[Exercise]: Which lines of the data contain the string "result"? Show each of them.

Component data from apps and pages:
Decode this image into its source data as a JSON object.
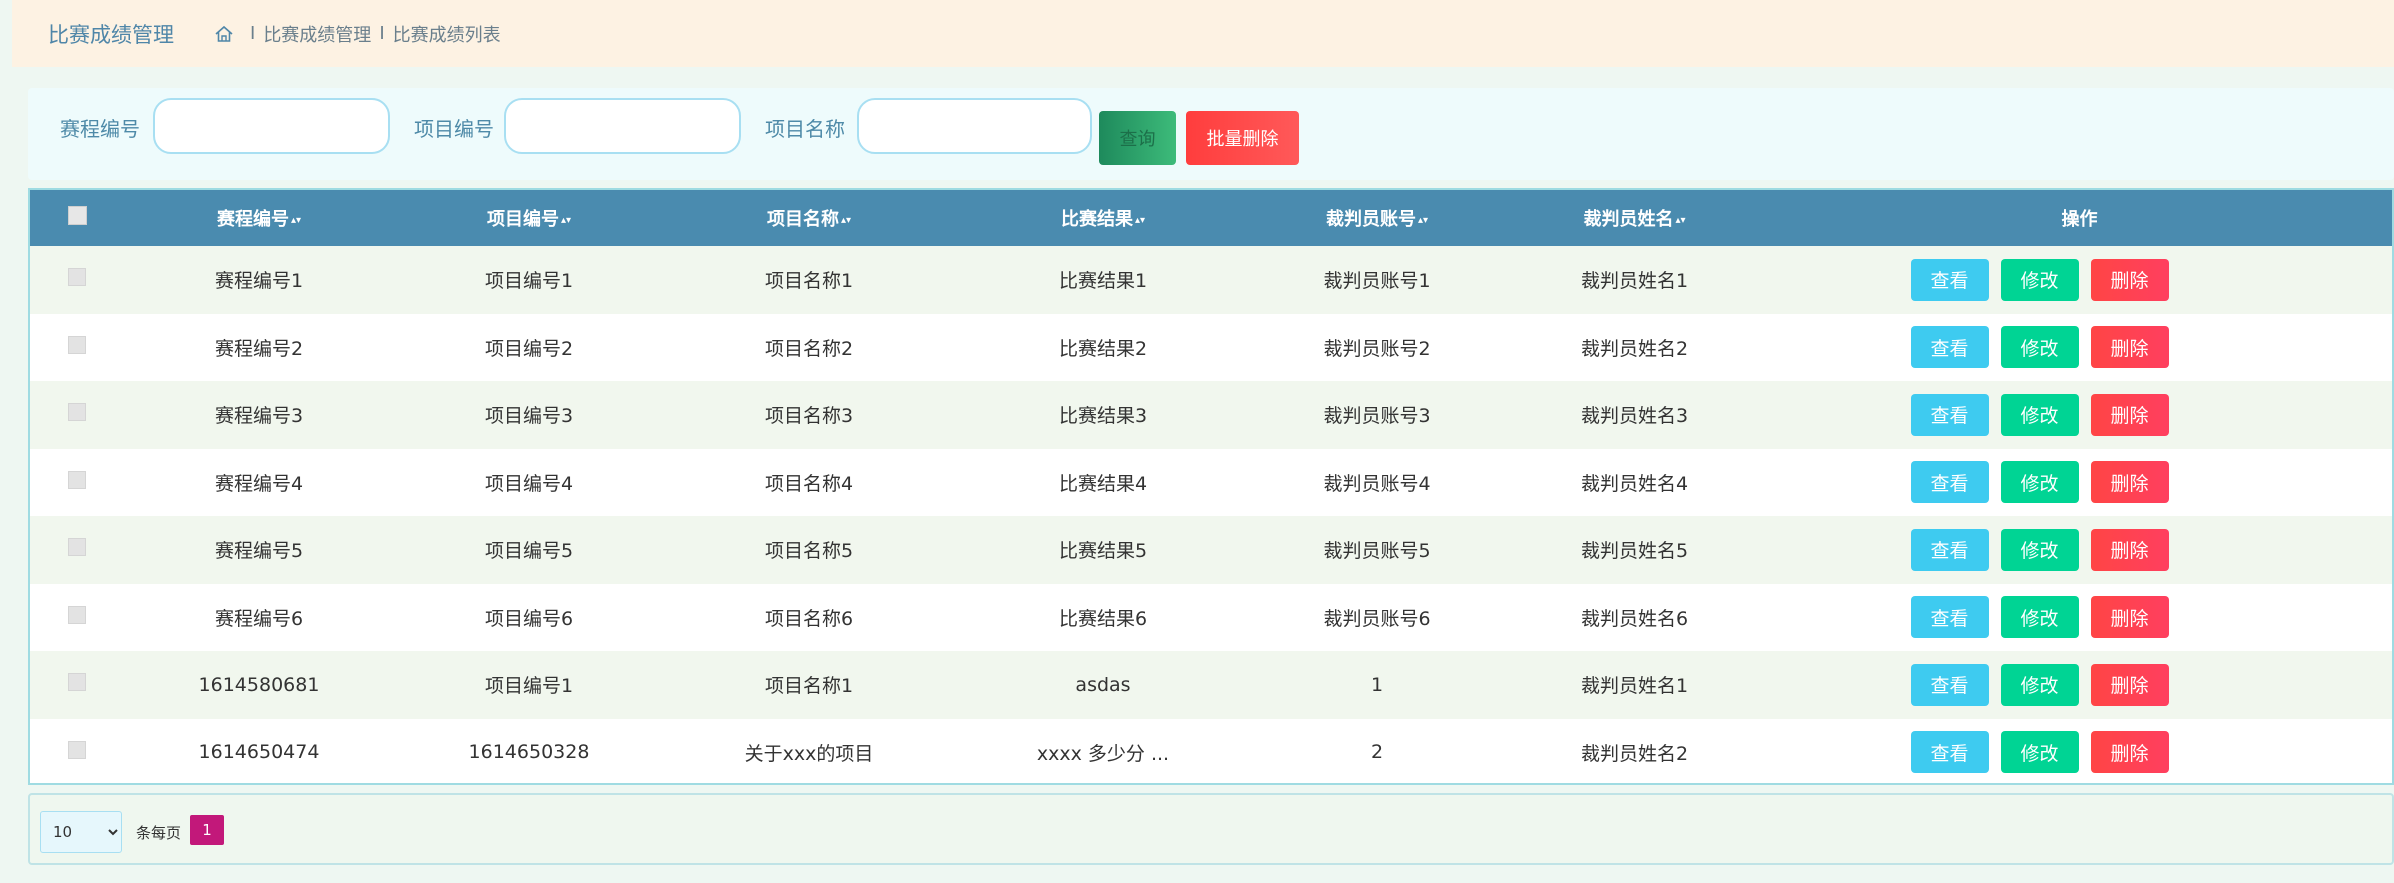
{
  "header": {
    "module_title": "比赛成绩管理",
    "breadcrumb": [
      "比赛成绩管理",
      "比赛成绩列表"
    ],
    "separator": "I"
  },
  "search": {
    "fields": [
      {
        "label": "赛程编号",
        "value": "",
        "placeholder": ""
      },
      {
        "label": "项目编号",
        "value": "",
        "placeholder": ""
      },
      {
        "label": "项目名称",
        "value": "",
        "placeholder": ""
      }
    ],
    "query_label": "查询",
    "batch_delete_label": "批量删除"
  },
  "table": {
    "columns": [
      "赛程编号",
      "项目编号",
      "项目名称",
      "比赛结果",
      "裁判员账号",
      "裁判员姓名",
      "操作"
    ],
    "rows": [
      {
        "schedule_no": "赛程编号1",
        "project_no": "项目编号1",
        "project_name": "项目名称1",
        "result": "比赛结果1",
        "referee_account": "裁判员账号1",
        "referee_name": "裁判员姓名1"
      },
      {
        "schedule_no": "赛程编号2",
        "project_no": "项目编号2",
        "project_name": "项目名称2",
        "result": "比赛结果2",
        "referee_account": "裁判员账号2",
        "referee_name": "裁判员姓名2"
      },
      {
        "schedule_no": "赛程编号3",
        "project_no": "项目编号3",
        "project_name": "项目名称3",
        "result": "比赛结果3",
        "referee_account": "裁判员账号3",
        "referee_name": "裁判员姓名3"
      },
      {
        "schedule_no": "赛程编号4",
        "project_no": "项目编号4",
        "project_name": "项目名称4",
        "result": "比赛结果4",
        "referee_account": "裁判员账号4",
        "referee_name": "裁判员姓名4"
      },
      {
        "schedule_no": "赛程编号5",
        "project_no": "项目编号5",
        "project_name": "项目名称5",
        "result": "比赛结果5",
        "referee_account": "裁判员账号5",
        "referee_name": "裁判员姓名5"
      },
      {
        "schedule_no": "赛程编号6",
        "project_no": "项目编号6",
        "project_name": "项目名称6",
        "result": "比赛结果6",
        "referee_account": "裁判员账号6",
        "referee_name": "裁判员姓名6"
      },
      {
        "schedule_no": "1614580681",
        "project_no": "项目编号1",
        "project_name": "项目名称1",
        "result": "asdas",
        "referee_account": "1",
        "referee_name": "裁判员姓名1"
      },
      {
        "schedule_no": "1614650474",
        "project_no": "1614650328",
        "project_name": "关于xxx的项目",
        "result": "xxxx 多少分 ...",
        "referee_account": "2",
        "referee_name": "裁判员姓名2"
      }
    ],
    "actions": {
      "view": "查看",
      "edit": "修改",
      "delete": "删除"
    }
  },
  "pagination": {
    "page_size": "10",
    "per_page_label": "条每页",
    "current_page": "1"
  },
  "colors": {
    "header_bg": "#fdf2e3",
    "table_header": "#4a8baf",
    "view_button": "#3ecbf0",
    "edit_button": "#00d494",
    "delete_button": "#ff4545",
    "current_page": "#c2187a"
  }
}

[Expected output]:
        "result": "比赛结果1",
        "result": "比赛结果2",
        "result": "比赛结果3",
        "result": "比赛结果4",
        "result": "比赛结果5",
        "result": "比赛结果6",
        "result": "asdas",
        "result": "xxxx 多少分 ...",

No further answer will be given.